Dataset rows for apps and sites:
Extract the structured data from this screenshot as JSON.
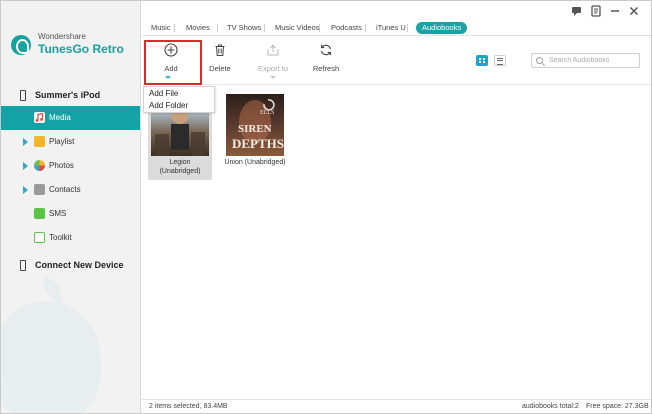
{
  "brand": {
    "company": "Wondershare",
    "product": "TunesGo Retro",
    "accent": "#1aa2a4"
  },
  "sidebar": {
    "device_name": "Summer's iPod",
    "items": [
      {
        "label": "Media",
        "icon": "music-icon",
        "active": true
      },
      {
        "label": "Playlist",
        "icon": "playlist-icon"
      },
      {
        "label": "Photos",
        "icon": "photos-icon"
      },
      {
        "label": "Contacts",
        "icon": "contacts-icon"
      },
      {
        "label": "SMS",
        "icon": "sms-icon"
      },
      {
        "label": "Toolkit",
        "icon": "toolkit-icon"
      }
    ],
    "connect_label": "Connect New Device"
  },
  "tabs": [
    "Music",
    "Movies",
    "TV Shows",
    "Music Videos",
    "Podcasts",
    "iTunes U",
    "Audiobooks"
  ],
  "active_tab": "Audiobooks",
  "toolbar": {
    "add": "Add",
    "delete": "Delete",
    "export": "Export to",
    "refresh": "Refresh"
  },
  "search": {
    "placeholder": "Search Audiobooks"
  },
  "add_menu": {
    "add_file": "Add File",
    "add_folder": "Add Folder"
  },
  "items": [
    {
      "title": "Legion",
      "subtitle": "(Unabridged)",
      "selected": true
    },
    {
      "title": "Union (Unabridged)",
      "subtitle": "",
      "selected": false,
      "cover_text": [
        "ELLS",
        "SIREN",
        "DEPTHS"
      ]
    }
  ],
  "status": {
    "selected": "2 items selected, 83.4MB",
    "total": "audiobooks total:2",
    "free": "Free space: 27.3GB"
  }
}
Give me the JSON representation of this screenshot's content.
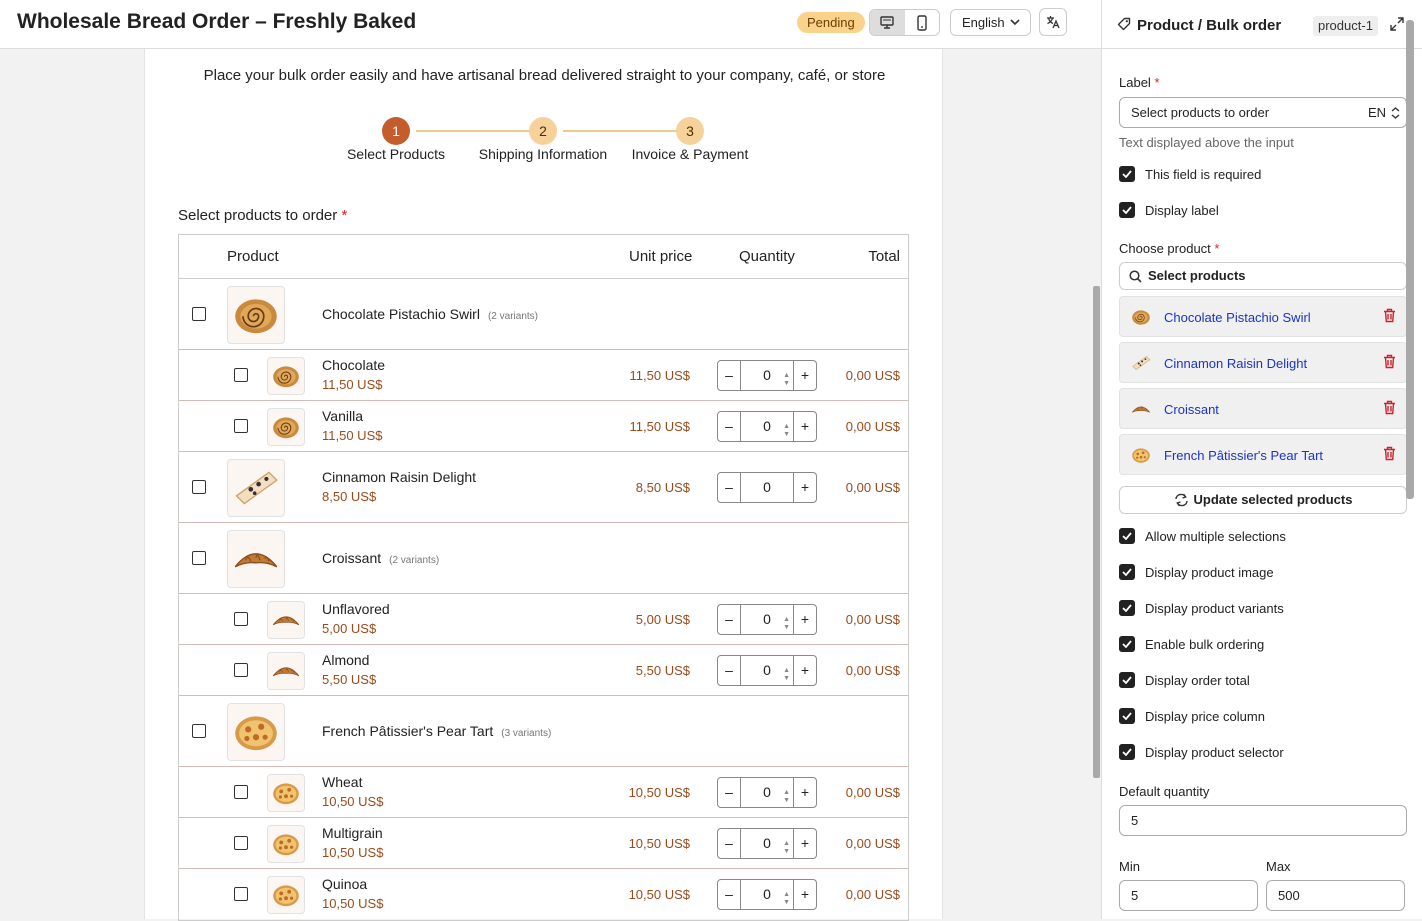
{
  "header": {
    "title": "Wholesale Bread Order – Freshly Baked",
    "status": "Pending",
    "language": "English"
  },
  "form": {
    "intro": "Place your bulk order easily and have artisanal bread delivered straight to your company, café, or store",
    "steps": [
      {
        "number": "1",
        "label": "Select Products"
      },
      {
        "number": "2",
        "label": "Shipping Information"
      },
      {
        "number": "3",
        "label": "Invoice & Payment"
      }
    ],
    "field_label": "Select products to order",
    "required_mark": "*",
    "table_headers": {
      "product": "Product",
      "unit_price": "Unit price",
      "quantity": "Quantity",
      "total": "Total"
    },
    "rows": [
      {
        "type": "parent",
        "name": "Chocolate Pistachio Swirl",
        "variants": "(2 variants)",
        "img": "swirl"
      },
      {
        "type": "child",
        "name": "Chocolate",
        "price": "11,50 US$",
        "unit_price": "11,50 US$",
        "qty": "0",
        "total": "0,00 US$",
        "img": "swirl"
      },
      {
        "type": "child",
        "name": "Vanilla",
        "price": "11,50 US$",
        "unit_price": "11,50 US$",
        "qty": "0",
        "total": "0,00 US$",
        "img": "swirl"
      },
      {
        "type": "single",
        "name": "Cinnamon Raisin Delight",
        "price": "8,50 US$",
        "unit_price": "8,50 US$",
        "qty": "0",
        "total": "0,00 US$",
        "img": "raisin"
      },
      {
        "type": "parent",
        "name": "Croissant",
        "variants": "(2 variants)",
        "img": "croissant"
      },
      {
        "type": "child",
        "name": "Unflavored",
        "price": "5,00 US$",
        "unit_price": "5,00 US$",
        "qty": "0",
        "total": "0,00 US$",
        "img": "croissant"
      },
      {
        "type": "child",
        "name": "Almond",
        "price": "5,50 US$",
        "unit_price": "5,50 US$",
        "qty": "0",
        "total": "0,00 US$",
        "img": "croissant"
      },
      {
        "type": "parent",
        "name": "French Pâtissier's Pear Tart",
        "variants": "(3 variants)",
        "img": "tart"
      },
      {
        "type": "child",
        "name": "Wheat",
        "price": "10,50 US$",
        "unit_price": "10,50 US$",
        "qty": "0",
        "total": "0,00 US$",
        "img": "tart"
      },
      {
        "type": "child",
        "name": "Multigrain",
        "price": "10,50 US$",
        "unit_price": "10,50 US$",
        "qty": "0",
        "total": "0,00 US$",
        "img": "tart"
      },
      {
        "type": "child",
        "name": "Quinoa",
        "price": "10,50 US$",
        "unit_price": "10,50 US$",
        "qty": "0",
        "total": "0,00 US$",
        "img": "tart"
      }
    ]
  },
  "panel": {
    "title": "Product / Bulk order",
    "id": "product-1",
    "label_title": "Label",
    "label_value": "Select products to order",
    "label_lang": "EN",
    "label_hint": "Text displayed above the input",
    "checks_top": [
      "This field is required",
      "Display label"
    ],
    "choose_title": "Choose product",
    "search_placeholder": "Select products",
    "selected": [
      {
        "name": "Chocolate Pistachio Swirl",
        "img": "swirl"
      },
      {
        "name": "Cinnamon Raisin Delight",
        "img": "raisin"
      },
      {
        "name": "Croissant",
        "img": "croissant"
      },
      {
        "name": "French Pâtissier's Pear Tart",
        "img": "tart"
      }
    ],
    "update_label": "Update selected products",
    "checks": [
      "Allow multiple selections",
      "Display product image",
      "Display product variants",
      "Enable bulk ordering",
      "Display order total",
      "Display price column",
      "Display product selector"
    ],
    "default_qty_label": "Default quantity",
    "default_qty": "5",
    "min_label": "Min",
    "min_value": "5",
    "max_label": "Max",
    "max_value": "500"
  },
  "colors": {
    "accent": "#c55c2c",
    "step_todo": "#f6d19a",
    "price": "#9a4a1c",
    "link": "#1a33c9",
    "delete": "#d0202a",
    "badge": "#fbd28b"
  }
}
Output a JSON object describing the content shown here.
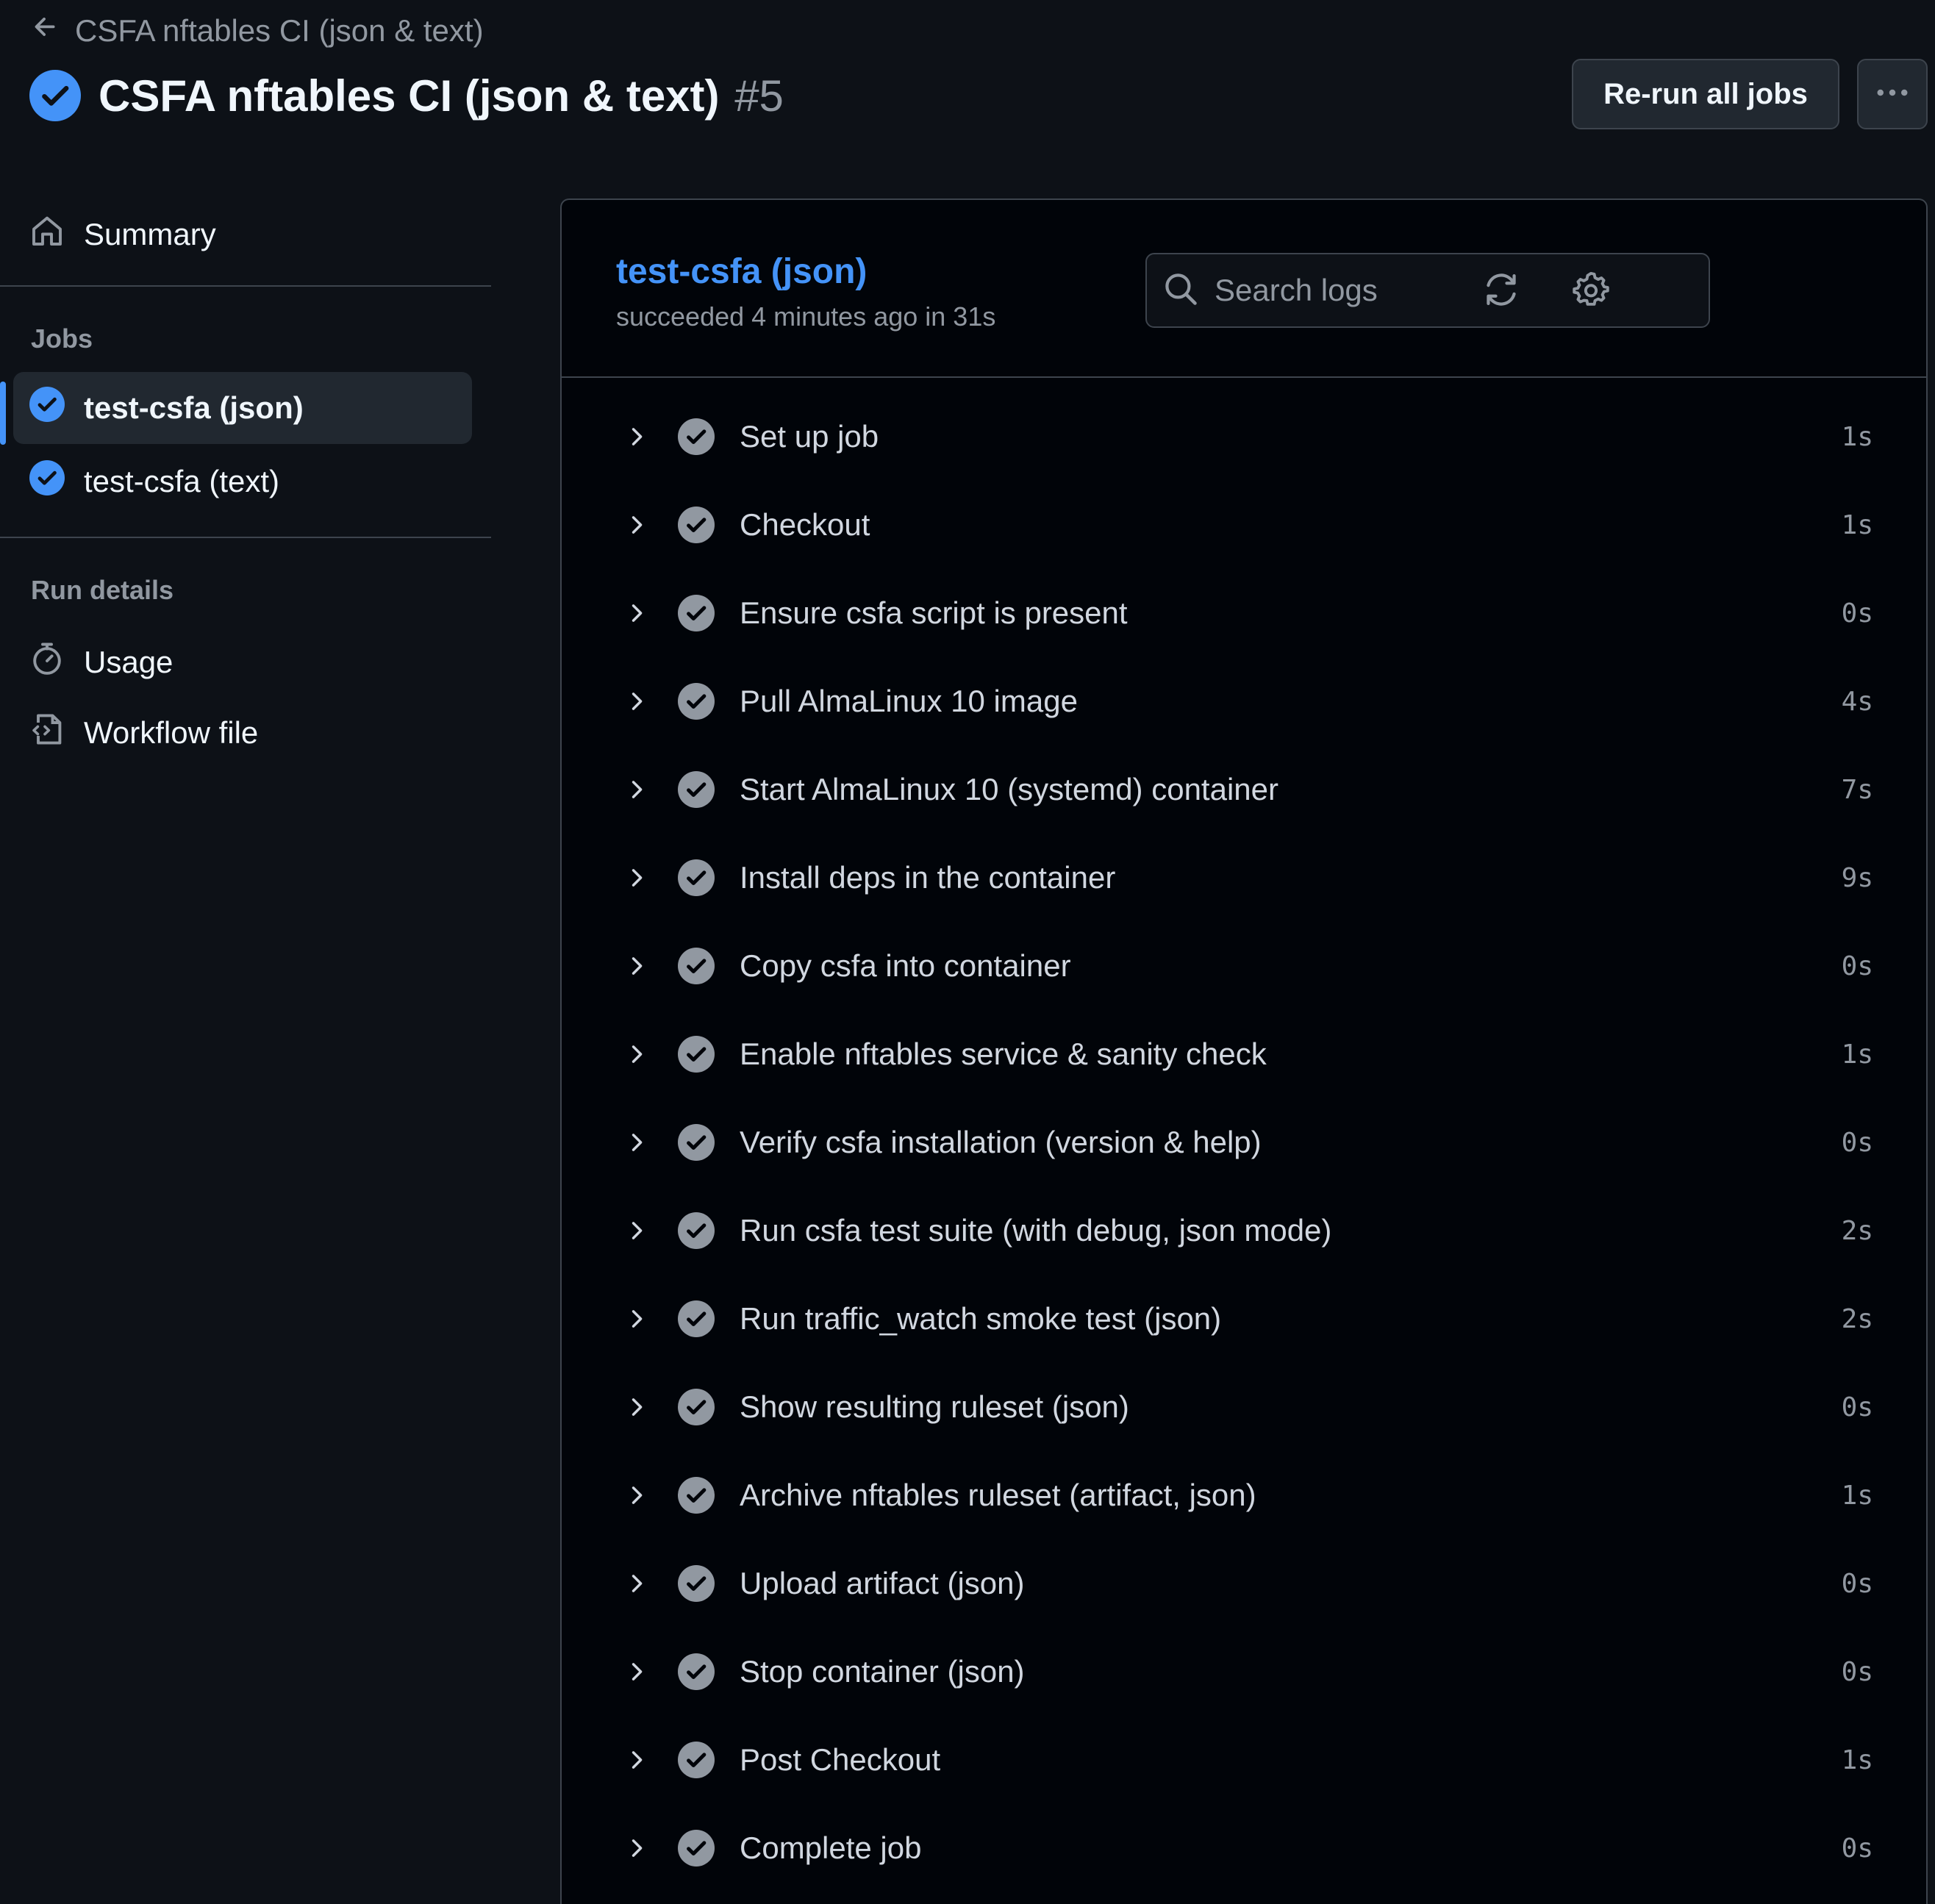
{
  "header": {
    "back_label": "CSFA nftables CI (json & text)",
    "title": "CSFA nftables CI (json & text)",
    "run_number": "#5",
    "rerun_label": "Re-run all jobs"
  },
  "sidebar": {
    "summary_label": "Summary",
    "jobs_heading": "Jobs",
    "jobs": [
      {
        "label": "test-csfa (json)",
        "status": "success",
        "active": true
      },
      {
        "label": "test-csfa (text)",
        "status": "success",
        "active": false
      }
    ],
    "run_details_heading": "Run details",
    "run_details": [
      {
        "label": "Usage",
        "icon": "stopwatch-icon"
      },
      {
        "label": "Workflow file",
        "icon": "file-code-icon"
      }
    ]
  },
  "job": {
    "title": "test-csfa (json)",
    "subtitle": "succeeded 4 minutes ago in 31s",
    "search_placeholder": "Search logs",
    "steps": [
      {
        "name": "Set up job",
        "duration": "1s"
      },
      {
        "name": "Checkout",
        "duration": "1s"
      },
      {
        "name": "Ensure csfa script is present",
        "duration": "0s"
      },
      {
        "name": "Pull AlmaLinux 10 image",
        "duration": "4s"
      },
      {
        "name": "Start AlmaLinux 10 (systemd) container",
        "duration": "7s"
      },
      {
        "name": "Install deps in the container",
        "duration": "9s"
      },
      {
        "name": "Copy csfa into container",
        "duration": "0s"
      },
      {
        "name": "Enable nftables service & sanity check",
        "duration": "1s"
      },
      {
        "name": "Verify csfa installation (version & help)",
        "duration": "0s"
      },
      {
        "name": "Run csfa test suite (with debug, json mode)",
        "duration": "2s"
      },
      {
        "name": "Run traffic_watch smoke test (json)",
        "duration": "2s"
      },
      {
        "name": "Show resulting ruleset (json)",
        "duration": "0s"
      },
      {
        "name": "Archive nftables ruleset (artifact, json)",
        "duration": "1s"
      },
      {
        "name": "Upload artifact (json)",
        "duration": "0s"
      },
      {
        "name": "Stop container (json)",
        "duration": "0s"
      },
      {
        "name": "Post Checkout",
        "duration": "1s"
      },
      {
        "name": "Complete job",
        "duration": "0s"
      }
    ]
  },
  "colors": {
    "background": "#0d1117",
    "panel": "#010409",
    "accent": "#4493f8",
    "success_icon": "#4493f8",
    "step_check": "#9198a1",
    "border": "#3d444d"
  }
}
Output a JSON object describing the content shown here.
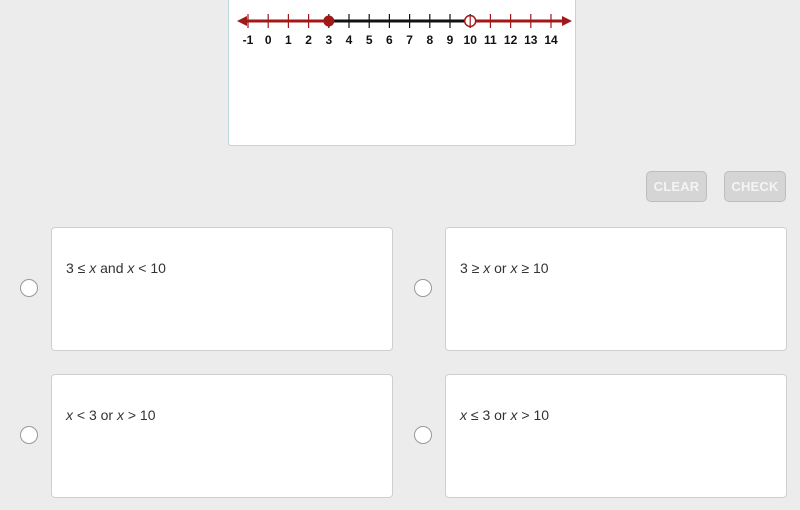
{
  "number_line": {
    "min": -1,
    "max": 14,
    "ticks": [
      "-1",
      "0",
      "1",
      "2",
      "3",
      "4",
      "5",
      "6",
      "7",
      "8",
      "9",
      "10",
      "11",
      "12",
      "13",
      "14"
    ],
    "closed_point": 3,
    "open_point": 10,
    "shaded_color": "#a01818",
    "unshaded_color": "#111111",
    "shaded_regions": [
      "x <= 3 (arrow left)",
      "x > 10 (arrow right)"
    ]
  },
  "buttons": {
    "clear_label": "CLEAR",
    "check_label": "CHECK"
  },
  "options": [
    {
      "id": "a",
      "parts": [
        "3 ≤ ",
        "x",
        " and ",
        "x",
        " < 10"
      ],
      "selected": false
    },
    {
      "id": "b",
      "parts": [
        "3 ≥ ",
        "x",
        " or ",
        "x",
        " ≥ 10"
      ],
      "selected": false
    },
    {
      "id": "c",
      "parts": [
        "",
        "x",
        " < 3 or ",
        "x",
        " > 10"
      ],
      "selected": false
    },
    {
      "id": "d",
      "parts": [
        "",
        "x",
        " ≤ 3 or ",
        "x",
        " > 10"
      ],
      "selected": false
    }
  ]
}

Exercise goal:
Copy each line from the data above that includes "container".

Task response:
        "name": "Start AlmaLinux 10 (systemd) container",
        "name": "Install deps in the container",
        "name": "Copy csfa into container",
        "name": "Stop container (json)",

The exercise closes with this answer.